Athletes and athletic staff required to participate in One Love Escalation workshops after NCAA mandate

Once+competitions+begin%2C+student-athletes+will+be+tested+up+to+three+times+a+week.+%28Photo+courtesy+of+Chuck+Zovko%29+

Once competitions begin, student-athletes will be tested up to three times a week. (Photo courtesy of Chuck Zovko)

Gabrielle Tropp

In order to help all varsity athletes and athletic staff at Lafayette fulfill the NCAA Board of Governors regulation that they “participate in education regarding sexual violence,” all Lafayette athletes are now required to attend One Love Escalation Workshops this semester, Deputy Director of Athletic Compliance Kaitlyn McKittrick wrote in an email. This new policy was adopted by the NCAA on Aug. 8, 2017. 
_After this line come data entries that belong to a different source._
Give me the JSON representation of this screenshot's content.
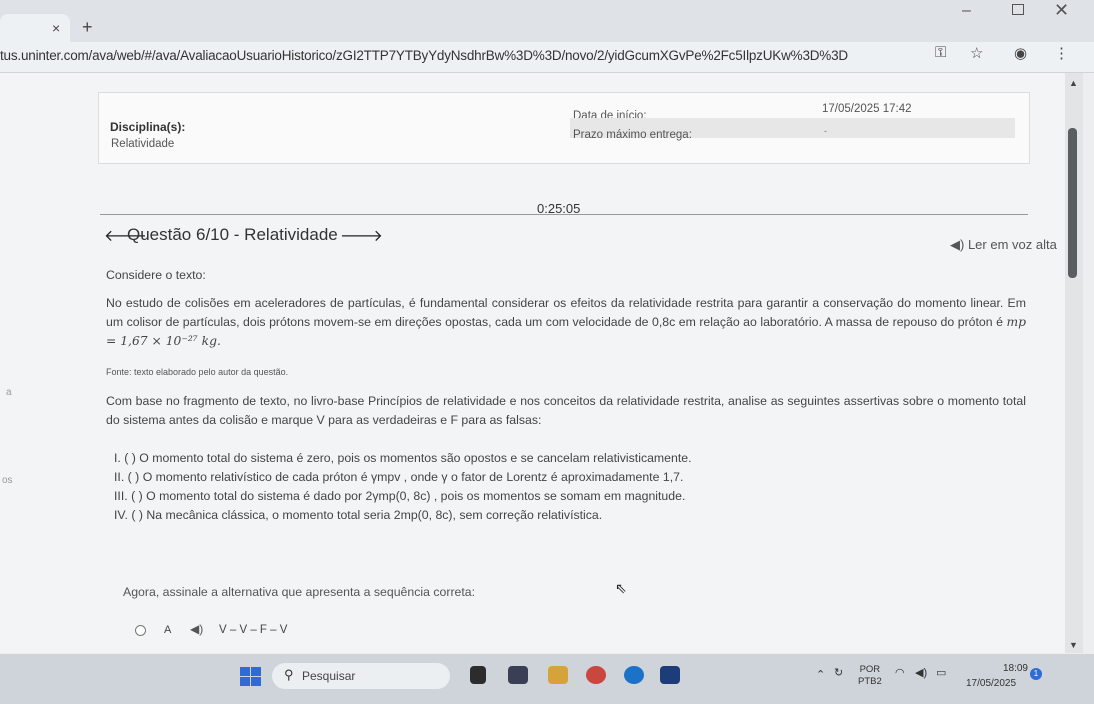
{
  "browser": {
    "tab_close": "×",
    "new_tab": "+",
    "url": "tus.uninter.com/ava/web/#/ava/AvaliacaoUsuarioHistorico/zGI2TTP7YTByYdyNsdhrBw%3D%3D/novo/2/yidGcumXGvPe%2Fc5IlpzUKw%3D%3D",
    "minimize": "–",
    "close": "✕"
  },
  "info": {
    "discipline_label": "Disciplina(s):",
    "discipline_value": "Relatividade",
    "start_label": "Data de início:",
    "start_value": "17/05/2025 17:42",
    "deadline_label": "Prazo máximo entrega:",
    "deadline_value": "-"
  },
  "timer": "0:25:05",
  "question": {
    "title": "Questão 6/10 - Relatividade",
    "read_aloud": "Ler em voz alta",
    "intro": "Considere o texto:",
    "paragraph": "No estudo de colisões em aceleradores de partículas, é fundamental considerar os efeitos da relatividade restrita para garantir a conservação do momento linear. Em um colisor de partículas, dois prótons movem-se em direções opostas, cada um com velocidade de 0,8c em relação ao laboratório. A massa de repouso do próton é",
    "mass_formula": "mp = 1,67 × 10⁻²⁷ kg.",
    "source": "Fonte: texto elaborado pelo autor da questão.",
    "instruction": "Com base no fragmento de texto, no livro-base Princípios de relatividade e nos conceitos da relatividade restrita, analise as seguintes assertivas sobre o momento total do sistema antes da colisão e marque V para as verdadeiras e F para as falsas:",
    "statements": [
      "I. ( ) O momento total do sistema é zero, pois os momentos são opostos e se cancelam relativisticamente.",
      "II. ( ) O momento relativístico de cada próton é γmpv , onde γ o fator de Lorentz é aproximadamente 1,7.",
      "III. ( ) O momento total do sistema é dado por 2γmp(0, 8c) , pois os momentos se somam em magnitude.",
      "IV. ( ) Na mecânica clássica, o momento total seria 2mp(0, 8c), sem correção relativística."
    ],
    "prompt": "Agora, assinale a alternativa que apresenta a sequência correta:",
    "options": [
      {
        "letter": "A",
        "text": "V – V – F – V"
      }
    ]
  },
  "side_fragments": {
    "a": "a",
    "s": "os"
  },
  "taskbar": {
    "search": "Pesquisar",
    "lang_1": "POR",
    "lang_2": "PTB2",
    "time": "18:09",
    "date": "17/05/2025",
    "notifications": "1"
  },
  "colors": {
    "accent": "#2f6bd6",
    "page_bg": "#f3f4f5",
    "taskbar": "#cfd4da"
  }
}
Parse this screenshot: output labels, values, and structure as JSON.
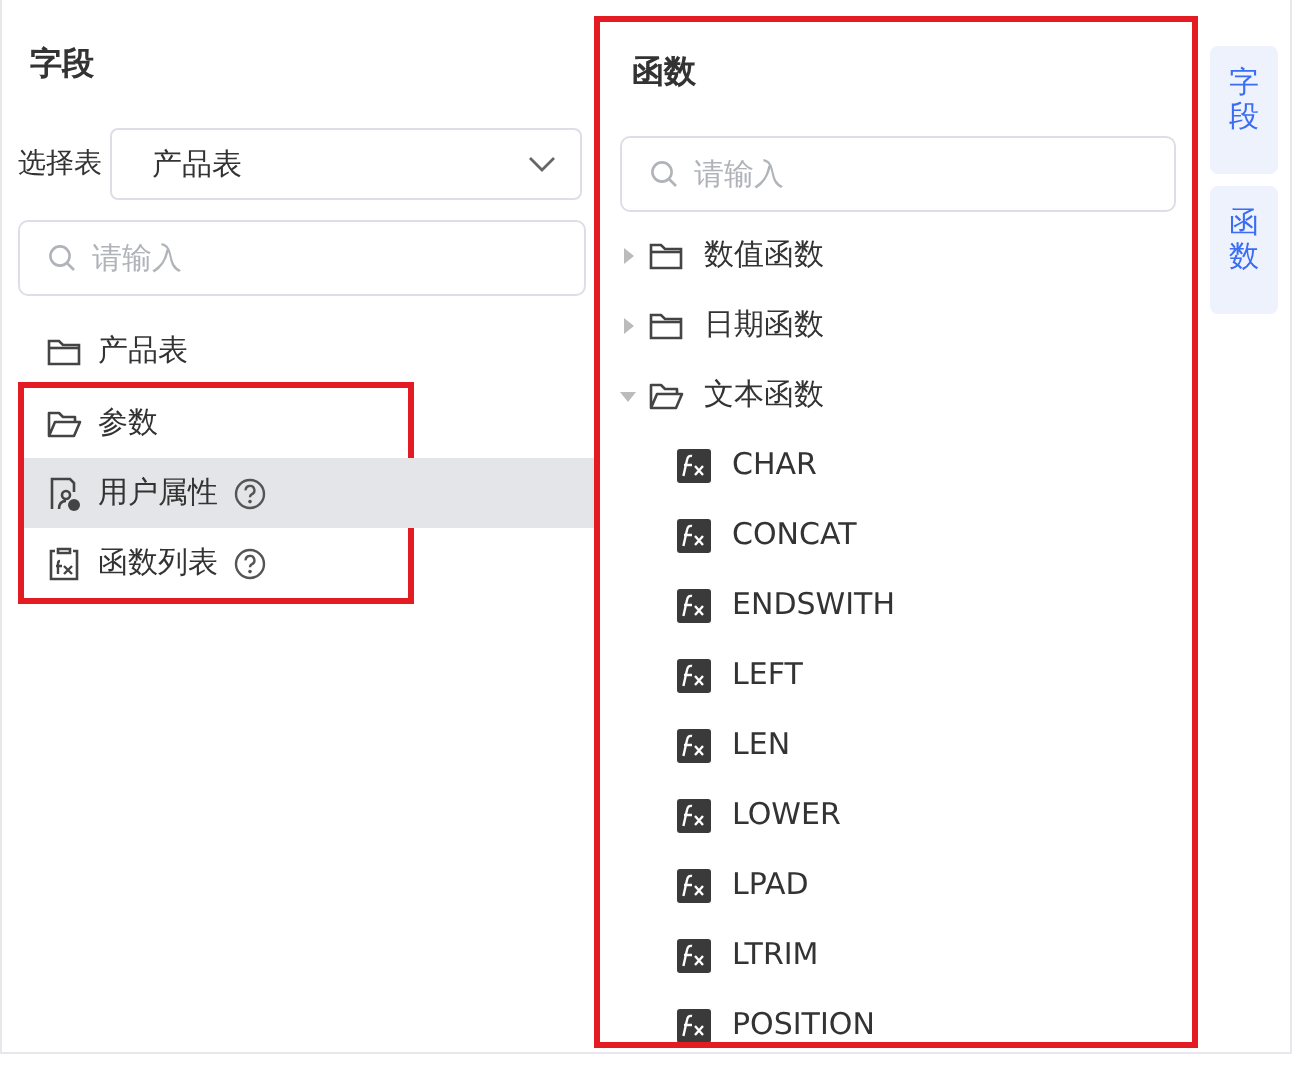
{
  "fields_panel": {
    "title": "字段",
    "table_select": {
      "label": "选择表",
      "value": "产品表"
    },
    "search": {
      "placeholder": "请输入"
    },
    "items": [
      {
        "label": "产品表",
        "kind": "folder",
        "selected": false,
        "help": false,
        "highlighted": false
      },
      {
        "label": "参数",
        "kind": "folder_open",
        "selected": false,
        "help": false,
        "highlighted": true
      },
      {
        "label": "用户属性",
        "kind": "user_attribute",
        "selected": true,
        "help": true,
        "highlighted": true
      },
      {
        "label": "函数列表",
        "kind": "function_list",
        "selected": false,
        "help": true,
        "highlighted": true
      }
    ]
  },
  "functions_panel": {
    "title": "函数",
    "highlighted": true,
    "search": {
      "placeholder": "请输入"
    },
    "categories": [
      {
        "label": "数值函数",
        "expanded": false
      },
      {
        "label": "日期函数",
        "expanded": false
      },
      {
        "label": "文本函数",
        "expanded": true,
        "children": [
          {
            "label": "CHAR"
          },
          {
            "label": "CONCAT"
          },
          {
            "label": "ENDSWITH"
          },
          {
            "label": "LEFT"
          },
          {
            "label": "LEN"
          },
          {
            "label": "LOWER"
          },
          {
            "label": "LPAD"
          },
          {
            "label": "LTRIM"
          },
          {
            "label": "POSITION"
          }
        ]
      }
    ]
  },
  "side_tabs": [
    {
      "label": "字段",
      "selected": false
    },
    {
      "label": "函数",
      "selected": false
    }
  ]
}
The One Love Foundation was founded in 2010 by the family of Yeardley Love, a lacrosse player at the University of Virginia, who was beaten to death by her ex-boyfriend just three weeks before her graduation. Her family and this foundation, among many other groups in recent years, have made efforts to help people understand that relationship violence is more common than people tend to think.

Lafayette has a policy that its athletes attend “some form of education on sexual harassment/sexual assault” each year. Pards Against Sexual Asault (PASA) and Sexual Assault and Sexual Harassment (SASH) are meant to help students with issues of sexual violence, but programming focused on domestic abuse is less common in the community, McKittrick wrote.

For this reason, McKittrick wrote, “I hope the facilitated discussion [at the workshop] triggers thoughtful conversation and action beyond just the time spent in the session.”

She stated that about half of the varsity athletes have already attended this workshop, which men and women attend separately split by athletic team, and the rest are scheduled to complete the programming before the end of the semester.

“Working with our Educational Equity office, we thought [splitting up men and women] would allow for more open and honest dialogue and therefore be more beneficial to students,” McKittrick wrote.

Only the varsity athletes are required to participate in One Love, but McKittrick said that other athletes are encouraged to take part in the open sessions offered to the whole campus. Looking to the future, she said, “We are already discussing different options and topics for next year to be able to add to this experience and hopefully impact behavior in a positive way.”

One Love’s work is not new to campus. Some Greek organizations have done private workshops for their chapters, and last semester Emily Koenig ’18 and Bella Fiorita ’19 facilitated a domestic abuse workshop for all of Greek life. 

One in every three women and one in every four men will be in an abusive relationship in their life,  according to Educational Equity Coordinator Jessica Brown and Educational Equity Intern Meghan Santamaria. Young people, specifically in the 16-24 age range, are particularly at risk for this, they wrote in an email.

Santamaria joined the campus community this semester as a trained One Love facilitator, making it easy to run more frequent workshops this semester, which she has brought “to various members of the campus community including different student groups, faculty, and staff members,” she wrote in an email. 

The Escalation Workshop is based on an award-winning film followed by a discussion.

“The workshops are limited to about 15-20 attendees to provide a close-knit and private environment. The workshop typically lasts about 90 minutes total,” Sanataria wrote.

The goal of the workshop is “to help young adults understand the difference between healthy and unhealthy relationships so they may seek help before an abusive relationship escalates to violence,” she added.

One Love’s workshops were started because signs of relationship abuse are often misunderstood or invisible to friends and family, Santamaria said.